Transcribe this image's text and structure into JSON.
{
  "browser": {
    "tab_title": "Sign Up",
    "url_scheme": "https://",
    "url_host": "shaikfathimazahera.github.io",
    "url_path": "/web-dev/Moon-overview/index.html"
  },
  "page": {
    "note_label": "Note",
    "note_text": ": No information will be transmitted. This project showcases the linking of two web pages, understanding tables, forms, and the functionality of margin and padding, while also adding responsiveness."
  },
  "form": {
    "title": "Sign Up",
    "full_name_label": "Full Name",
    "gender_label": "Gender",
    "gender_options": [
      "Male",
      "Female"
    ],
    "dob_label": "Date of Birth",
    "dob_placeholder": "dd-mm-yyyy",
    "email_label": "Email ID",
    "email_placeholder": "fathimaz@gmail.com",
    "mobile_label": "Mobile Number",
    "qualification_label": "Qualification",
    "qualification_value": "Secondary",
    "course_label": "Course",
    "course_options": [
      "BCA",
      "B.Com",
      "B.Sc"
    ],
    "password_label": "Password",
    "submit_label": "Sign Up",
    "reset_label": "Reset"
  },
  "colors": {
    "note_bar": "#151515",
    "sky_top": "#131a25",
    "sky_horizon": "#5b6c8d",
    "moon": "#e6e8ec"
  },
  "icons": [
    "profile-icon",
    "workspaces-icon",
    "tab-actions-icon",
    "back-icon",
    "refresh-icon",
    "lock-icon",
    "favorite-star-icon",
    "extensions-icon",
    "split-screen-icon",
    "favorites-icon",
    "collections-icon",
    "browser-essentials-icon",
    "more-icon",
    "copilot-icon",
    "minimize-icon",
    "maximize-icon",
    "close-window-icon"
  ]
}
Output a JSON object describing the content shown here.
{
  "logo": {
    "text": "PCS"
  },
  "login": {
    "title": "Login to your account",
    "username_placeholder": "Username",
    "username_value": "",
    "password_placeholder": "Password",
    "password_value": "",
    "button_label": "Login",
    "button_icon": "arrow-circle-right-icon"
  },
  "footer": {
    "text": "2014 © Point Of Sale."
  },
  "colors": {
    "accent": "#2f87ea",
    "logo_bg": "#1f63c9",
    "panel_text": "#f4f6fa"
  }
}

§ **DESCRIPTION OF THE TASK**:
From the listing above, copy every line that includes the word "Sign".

§ **ANSWER SPACE**:
    "tab_title": "Sign Up",
    "title": "Sign Up",
    "submit_label": "Sign Up",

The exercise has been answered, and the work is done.